⟨

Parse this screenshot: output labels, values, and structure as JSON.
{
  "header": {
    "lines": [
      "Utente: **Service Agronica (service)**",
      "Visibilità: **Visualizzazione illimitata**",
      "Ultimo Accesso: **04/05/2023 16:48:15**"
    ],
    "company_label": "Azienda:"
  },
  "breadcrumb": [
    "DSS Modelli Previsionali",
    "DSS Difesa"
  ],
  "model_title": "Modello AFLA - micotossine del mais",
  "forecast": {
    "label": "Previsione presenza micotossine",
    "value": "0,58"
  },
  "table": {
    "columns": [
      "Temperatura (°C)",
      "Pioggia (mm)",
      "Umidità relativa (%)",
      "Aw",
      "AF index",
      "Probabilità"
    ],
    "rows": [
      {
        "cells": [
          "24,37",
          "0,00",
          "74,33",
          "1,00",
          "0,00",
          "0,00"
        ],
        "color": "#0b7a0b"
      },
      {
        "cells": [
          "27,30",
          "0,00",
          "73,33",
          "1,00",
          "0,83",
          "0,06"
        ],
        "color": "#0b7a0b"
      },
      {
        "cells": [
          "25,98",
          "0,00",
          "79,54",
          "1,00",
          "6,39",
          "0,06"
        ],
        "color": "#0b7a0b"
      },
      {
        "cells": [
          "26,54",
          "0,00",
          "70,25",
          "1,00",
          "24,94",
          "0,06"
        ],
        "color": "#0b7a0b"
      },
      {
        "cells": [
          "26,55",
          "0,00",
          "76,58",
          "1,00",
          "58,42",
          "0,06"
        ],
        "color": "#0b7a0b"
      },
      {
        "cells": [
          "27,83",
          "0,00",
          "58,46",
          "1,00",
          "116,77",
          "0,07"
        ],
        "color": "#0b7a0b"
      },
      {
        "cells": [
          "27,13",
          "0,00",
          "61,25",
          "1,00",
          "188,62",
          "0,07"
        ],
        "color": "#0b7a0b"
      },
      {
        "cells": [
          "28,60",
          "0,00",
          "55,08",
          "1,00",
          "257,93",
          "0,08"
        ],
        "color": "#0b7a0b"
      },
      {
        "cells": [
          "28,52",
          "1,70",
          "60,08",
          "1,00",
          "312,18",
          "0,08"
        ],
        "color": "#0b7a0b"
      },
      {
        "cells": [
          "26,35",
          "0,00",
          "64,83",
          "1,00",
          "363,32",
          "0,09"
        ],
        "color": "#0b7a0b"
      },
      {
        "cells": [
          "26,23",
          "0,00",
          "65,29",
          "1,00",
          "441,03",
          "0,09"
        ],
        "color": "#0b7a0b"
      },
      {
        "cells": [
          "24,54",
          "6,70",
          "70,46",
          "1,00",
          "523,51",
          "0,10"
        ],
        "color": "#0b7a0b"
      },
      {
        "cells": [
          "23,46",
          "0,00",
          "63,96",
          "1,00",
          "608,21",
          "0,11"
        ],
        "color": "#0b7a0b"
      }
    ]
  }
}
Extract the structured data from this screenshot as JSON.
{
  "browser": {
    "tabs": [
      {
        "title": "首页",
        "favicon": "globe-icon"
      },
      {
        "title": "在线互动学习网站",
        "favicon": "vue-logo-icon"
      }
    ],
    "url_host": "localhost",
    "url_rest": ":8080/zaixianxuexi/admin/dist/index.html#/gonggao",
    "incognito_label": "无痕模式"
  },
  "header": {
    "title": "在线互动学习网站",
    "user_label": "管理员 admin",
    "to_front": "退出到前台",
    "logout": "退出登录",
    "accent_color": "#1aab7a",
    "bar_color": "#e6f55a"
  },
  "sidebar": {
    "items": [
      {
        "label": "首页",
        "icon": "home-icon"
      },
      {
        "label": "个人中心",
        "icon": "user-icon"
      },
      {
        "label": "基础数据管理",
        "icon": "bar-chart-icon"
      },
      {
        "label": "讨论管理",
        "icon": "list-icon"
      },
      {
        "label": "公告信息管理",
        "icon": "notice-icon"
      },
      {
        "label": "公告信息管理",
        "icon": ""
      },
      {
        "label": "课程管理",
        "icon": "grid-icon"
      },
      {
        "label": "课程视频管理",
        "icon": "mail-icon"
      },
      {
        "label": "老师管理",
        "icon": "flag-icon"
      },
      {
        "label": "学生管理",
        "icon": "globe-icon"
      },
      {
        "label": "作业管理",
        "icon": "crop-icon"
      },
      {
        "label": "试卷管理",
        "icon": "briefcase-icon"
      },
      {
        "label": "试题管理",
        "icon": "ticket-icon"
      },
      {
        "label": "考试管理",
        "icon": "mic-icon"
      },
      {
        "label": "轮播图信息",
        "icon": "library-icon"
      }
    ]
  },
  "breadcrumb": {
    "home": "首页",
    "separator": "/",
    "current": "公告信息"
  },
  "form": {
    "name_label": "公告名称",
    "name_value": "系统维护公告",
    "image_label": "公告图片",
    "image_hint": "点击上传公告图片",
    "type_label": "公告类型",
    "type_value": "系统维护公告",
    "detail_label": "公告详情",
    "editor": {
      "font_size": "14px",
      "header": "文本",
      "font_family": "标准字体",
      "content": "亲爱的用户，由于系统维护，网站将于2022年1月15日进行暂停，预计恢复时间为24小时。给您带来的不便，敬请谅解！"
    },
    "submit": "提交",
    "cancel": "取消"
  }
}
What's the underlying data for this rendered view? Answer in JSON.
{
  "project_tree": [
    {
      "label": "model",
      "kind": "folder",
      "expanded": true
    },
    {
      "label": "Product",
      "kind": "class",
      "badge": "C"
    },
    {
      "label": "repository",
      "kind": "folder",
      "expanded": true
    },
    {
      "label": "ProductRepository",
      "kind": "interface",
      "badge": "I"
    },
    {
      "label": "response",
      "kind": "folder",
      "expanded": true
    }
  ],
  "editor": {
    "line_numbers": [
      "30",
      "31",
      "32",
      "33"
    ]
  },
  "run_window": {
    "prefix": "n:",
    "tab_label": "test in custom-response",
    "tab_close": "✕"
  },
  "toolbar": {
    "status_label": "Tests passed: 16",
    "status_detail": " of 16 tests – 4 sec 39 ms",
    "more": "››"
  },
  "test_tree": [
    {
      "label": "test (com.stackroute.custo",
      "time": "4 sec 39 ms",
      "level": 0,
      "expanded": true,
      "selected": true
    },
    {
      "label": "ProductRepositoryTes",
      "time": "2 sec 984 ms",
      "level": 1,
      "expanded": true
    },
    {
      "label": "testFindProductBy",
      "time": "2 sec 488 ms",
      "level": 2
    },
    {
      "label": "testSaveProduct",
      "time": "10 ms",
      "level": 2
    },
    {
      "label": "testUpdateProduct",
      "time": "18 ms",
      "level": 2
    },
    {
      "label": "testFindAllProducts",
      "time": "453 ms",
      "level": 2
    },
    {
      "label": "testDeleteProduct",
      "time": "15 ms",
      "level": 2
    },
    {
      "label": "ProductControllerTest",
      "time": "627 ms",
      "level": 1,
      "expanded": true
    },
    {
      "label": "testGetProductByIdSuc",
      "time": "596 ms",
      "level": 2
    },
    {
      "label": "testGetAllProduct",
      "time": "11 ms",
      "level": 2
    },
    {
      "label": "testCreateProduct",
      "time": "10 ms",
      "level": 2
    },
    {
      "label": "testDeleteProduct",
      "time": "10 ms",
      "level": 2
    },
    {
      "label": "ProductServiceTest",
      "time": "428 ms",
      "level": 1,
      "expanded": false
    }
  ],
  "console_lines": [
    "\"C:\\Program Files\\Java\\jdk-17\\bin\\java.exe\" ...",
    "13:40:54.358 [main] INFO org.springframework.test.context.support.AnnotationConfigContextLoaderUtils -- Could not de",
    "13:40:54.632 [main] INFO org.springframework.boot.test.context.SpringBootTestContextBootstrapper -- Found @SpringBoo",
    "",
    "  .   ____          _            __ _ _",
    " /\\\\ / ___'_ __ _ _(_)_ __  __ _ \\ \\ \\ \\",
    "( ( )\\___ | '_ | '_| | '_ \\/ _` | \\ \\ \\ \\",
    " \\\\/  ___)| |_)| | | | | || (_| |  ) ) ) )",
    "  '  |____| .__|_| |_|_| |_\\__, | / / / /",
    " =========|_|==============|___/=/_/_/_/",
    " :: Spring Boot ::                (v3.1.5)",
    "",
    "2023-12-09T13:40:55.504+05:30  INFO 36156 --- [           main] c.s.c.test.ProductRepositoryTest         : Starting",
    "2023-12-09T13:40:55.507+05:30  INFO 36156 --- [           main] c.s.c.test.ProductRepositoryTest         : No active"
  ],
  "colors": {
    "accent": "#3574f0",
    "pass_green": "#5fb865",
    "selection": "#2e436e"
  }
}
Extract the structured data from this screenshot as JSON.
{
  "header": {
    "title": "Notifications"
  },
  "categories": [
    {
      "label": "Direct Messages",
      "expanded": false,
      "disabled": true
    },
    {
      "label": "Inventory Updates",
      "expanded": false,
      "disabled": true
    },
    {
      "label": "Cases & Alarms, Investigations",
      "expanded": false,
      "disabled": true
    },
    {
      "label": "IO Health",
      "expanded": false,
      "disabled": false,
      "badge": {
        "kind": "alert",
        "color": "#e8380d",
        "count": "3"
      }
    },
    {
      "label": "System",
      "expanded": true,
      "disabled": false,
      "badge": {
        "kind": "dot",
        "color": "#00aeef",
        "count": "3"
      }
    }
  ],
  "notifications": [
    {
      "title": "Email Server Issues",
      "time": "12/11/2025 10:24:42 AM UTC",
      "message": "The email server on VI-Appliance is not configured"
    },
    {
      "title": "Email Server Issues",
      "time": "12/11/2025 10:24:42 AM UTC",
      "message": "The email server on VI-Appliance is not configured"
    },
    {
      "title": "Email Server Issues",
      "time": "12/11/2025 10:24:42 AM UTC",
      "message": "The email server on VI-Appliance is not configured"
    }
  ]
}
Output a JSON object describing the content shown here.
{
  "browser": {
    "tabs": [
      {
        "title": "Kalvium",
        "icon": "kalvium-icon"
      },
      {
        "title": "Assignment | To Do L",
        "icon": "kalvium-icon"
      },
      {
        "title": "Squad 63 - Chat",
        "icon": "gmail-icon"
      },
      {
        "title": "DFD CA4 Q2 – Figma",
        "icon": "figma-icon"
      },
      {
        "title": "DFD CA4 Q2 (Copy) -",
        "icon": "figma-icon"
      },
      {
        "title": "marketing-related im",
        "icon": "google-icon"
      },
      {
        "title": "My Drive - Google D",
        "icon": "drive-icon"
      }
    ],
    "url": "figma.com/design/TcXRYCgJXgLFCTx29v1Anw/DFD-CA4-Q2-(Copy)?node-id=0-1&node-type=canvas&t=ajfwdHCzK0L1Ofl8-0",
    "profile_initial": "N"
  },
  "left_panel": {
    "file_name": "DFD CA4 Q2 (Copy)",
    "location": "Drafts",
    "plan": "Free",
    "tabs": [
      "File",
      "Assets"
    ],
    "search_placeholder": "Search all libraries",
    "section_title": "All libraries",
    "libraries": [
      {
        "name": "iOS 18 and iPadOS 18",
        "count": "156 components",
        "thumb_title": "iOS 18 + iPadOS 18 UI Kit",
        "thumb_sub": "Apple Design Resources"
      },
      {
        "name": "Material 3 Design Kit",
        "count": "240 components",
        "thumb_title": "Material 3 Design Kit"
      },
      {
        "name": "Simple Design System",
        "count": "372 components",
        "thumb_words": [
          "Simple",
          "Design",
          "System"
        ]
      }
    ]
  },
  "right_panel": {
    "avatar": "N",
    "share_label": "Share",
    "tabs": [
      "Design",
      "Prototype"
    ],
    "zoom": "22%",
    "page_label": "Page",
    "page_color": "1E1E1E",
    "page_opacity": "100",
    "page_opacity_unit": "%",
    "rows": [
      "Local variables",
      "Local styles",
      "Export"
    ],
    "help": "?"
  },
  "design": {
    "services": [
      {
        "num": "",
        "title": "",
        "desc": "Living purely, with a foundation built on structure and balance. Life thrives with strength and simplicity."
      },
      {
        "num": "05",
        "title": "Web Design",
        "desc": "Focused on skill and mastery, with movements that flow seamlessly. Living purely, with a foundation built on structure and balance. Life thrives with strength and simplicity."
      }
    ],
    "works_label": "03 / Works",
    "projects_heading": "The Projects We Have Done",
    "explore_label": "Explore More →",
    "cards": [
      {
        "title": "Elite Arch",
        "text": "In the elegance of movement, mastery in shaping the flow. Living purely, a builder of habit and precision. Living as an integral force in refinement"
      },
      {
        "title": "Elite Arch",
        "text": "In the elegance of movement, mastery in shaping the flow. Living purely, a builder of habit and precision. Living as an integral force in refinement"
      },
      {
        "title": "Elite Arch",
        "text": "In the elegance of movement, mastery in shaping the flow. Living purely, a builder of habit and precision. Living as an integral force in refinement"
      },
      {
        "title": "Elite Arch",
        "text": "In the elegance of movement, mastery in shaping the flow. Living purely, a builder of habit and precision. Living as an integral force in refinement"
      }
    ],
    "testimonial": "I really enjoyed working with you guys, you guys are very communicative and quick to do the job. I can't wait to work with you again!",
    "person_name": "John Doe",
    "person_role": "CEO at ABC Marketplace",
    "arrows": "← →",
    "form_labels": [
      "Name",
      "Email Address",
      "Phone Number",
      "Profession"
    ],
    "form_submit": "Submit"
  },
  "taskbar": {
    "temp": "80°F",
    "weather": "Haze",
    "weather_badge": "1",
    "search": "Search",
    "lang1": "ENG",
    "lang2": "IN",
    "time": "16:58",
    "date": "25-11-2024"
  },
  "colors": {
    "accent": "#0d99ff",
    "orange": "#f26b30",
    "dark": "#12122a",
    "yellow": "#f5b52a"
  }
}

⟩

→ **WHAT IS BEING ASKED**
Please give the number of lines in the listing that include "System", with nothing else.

→ **EXERCISE RESPONSE**
3